I’ve been casting my mind back over the last 12 months, like pretty much everyone else, and reflecting on the lessons learned, the tasks completed, and what was left undone. I noticed a post on social media deriding those who ponder a new year. “If your life sucked on the last day of 2016, it’s still going to suck on the 1st day of 2017.” This is entirely possible. And it entirely misses the point of reflection and marking time.
(This is the same individual who once demanded to know why people who built tiny houses on wheels didn’t just buy a travel trailer. To that I say, campers are ugly, not intended for year-round use, not built to international building codes, not designed to last more than 10 years, not set up for sustainability,… but I digress.)
Humans mark time, and have done so since, well, time started to be marked. We’re designed to measure success (or failure), progress (or lack thereof), whether goals have been met, and whether the inexorable aging process is compensating us with experience and wisdom. We’re still operating on time systems left to us by the Romans and Babylonians, so now is the designated pause in our revolution around the sun for us to consider the past and the future.
My year was packed – almost frantic with activity. I’ve run 3 businesses and part of a 4th. I’ve been active in 3 organizations, taken multiple trips, published a book, started a magazine, and shared hundreds of blog and social media posts. I’ve sold 2 vehicles and a camper. Painted the house. Replaced furniture. Remodeled 2 buildings. I’ve lost some I thought of as dear friends and reconnected with others who reminded me of the true meaning of friendship. I’ve rethought my life, made some tough choices, and tested my limits.
Looking back, there is a theme – a pattern – to this year that stands out above other years. And it is this… Letting Go.
I let go of an unprofitable business. I released the bitterness and resentment surrounding my husband’s death. I removed the man-made fences surrounding my faith. I relinquished any illusion of control over the unhappiness of family or friends. I walked away from our once beloved co-op and surrendered management of my children’s every educational moment. I relinquished the responsibility of doing yard work, and the guilt of paying someone else to do it. I said good-bye to the fantasy of eternally young parents and the idea that they will always be here. I dismissed employees and clients that were not healthy for my financial future. I gave up the illusion that there are generally accepted societal norms, common sense, and basic humanity. I jettisoned emotional baggage and physical leftovers of my old life. And I stopped looking for the place that I belong.
I know there is more letting go to come. I need to let more possessions go. I need to eventually release the hold on my house (and let it release its hold on me). My daughter will probably learn to drive, a forced letting go. My mother may slip away. My favorite yoga pants have stretched their last.
But I want the next year to be one of Reaching Out. I want to move toward the next chapter of life to refashion my days to reflect my values. I want to grab hold of more travel, to relish the time I have with true friends and family. I want to work into a deeper healing and a greater joy and more forward movement.
This year, I invested in myself. Not all of the money multiplied (or even broke even). Much of the time was spent in learning, instead of escapism or worry or grief. My energy resources are definitely depleted. I might do some things differently, but I would still do them all.

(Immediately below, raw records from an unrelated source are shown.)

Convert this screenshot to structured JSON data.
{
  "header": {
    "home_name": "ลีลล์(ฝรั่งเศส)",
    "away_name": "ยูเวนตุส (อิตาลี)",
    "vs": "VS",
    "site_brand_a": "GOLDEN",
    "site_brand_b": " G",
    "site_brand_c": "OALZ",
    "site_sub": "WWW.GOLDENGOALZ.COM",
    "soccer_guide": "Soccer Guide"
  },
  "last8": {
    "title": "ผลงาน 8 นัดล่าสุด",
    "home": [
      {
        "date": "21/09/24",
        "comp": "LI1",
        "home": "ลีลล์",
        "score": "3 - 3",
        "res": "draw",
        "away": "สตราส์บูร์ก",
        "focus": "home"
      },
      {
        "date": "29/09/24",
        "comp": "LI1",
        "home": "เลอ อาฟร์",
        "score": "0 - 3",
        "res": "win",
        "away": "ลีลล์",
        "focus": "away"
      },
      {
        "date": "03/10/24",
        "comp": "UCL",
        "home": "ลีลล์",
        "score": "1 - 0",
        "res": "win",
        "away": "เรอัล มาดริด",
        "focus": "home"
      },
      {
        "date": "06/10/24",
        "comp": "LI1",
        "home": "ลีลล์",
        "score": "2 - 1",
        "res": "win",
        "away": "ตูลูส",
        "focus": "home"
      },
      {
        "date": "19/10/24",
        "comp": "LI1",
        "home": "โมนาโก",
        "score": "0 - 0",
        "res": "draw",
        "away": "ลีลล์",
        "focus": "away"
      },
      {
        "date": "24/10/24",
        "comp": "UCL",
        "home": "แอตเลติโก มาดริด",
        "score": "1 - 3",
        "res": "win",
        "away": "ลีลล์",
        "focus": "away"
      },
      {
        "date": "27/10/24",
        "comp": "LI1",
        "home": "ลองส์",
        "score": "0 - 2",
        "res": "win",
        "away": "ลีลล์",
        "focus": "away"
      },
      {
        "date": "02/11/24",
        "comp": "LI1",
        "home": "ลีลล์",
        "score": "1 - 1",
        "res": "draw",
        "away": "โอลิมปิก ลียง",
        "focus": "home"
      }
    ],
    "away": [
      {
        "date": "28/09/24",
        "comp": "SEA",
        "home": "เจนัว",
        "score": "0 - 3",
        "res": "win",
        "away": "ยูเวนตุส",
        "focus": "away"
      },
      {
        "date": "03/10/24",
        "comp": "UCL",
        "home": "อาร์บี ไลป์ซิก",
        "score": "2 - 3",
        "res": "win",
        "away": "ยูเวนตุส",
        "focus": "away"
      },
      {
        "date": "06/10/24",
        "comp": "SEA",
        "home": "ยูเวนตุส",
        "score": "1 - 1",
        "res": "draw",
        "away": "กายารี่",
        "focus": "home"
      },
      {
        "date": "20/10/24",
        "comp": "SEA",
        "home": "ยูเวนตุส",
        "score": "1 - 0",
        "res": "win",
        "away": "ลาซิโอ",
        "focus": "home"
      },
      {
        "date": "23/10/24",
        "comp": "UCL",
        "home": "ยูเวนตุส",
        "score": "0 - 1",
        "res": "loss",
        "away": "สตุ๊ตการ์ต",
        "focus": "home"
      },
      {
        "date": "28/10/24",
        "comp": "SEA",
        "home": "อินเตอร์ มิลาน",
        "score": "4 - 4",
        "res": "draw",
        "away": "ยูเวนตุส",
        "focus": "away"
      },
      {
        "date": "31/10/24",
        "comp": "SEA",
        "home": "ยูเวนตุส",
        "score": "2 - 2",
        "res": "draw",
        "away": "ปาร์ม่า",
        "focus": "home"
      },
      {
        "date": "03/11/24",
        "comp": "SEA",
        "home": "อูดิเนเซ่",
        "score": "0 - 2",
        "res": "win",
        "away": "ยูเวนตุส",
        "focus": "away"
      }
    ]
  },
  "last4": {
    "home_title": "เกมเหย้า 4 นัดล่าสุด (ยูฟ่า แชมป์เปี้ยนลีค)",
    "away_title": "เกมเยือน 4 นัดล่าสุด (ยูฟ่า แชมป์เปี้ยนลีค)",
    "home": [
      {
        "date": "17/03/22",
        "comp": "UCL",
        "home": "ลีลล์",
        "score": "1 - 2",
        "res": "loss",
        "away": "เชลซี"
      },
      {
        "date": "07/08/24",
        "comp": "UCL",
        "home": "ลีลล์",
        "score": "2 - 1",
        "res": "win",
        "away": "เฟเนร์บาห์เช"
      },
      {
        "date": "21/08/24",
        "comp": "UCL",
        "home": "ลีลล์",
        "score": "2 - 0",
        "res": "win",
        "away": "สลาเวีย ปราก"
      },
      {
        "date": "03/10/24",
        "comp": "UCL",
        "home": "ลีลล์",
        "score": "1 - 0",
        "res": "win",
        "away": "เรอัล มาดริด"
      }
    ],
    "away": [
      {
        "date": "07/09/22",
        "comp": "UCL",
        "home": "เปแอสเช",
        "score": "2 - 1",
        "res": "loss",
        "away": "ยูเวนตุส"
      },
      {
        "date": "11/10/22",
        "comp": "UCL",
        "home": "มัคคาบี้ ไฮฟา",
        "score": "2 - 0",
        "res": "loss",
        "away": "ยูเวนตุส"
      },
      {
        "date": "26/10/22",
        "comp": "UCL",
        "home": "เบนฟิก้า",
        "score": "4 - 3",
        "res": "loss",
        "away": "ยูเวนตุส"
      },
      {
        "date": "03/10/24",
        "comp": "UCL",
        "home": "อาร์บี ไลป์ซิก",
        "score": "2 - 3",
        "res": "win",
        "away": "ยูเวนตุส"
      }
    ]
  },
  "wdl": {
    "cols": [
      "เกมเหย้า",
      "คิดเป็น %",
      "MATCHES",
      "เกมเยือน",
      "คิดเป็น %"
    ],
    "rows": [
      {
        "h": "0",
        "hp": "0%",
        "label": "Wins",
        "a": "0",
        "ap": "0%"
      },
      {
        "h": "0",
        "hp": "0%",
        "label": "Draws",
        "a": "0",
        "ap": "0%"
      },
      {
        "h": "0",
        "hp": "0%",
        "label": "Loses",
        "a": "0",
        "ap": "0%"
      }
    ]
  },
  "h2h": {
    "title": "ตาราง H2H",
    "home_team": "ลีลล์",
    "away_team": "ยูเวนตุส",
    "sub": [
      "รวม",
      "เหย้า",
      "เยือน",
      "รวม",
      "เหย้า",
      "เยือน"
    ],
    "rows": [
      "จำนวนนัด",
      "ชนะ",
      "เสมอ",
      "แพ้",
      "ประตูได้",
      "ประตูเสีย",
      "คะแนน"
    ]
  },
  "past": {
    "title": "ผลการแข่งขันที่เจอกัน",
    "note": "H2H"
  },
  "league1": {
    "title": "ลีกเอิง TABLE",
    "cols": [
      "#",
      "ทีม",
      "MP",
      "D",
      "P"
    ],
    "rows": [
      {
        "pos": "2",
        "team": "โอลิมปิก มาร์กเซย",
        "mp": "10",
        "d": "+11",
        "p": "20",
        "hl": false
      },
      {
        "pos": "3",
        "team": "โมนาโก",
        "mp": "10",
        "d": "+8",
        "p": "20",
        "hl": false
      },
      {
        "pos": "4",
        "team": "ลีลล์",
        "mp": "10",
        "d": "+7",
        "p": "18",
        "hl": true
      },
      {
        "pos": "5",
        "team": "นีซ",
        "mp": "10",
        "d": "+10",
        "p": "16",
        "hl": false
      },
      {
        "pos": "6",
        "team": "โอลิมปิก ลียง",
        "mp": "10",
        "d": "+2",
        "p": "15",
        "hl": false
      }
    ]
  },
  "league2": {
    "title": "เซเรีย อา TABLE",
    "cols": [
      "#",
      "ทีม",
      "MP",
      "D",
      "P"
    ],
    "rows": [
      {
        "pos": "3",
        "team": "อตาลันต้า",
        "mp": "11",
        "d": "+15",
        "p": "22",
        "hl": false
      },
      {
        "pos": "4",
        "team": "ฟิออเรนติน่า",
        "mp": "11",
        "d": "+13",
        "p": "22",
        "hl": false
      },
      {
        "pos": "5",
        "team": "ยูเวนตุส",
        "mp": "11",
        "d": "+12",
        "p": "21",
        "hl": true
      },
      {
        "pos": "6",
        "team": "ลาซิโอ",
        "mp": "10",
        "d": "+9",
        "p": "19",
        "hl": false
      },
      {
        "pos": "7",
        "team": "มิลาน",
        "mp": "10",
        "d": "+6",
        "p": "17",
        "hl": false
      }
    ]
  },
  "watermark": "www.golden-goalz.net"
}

Was 2016 good or bad? I do not know. It passed. That is all. It was a learning year. A year of stabilizing and accepting, while simultaneously letting go and upsetting the balance.
So I could be in a better balance.
Letting go means you have to open your hands, which means they are ready to accept something new. And my hands are open.